He is also a master of the binchotan charcoal grill – for his charcoal grilled buri, yellowjack fish is very lightly grilled to amplify its umami flavours with just a lick of smokiness to heighten the flavours of the flaky fish.

(Photo: Sushi Ichizuke)

Here Kitty Kitty, a glammed up version of a 1950s Shinjuku speakeasy, is the third of the concepts and an ideal spot for both a pre-meal aperitif and a nightcap. It even doubles up as a pre-clubbing meeting point for night owls on their way to Zouk.

“We want to offer guests different entry points into the Zouk dining-out experience, under one roof,” said Zouk Group’s chef patron Angus Chow.

Here Kitty Kitty is a glammed up version of a 1950s Shinjuku speakeasy. (Photo: Here Kitty Kitty)

It is also part of the group’s future proofing strategy as it continues to expand as a global lifestyle brand. “We do not see Zouk Group as just a nightlife group anymore. However, we still believe in experiences being at the forefront of everything we create. We want to have different ways of engaging with our guests, even before they step into the club on a night out. These dining experiences need to be as memorable as what you experience on our dance floor,” said Li.

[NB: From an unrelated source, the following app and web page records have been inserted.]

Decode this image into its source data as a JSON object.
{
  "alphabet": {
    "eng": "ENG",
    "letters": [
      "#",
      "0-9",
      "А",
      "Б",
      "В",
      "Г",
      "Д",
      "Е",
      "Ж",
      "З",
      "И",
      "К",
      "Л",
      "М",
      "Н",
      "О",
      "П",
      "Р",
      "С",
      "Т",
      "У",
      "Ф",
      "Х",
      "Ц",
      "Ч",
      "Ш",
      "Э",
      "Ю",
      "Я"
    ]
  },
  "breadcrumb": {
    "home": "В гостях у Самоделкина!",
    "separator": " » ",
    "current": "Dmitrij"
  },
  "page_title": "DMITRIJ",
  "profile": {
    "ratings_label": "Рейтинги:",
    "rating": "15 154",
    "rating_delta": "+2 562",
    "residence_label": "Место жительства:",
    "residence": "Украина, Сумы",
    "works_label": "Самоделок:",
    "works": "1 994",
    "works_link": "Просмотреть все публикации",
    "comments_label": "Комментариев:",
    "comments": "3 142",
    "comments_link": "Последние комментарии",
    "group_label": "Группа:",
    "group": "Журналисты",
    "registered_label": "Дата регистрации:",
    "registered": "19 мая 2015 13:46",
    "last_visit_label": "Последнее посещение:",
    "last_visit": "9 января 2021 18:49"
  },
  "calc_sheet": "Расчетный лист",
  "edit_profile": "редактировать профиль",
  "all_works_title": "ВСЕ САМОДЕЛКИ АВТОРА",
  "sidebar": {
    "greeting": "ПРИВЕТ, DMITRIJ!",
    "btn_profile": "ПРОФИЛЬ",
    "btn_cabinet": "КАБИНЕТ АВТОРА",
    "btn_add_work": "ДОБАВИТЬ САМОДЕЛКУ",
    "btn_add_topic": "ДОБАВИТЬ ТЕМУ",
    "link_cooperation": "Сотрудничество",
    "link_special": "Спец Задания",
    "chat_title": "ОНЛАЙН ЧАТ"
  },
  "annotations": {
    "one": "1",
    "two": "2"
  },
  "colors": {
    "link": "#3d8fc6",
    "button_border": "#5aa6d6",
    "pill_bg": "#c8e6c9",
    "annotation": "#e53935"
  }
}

There is more to come, he hinted. “Ultimately, it is about diversifying our portfolio, and not having to rely on just one business or even one geographical location. Zouk is a global brand that encompasses clubbing, F&B and many more categories to come.”

Source: CNA/mm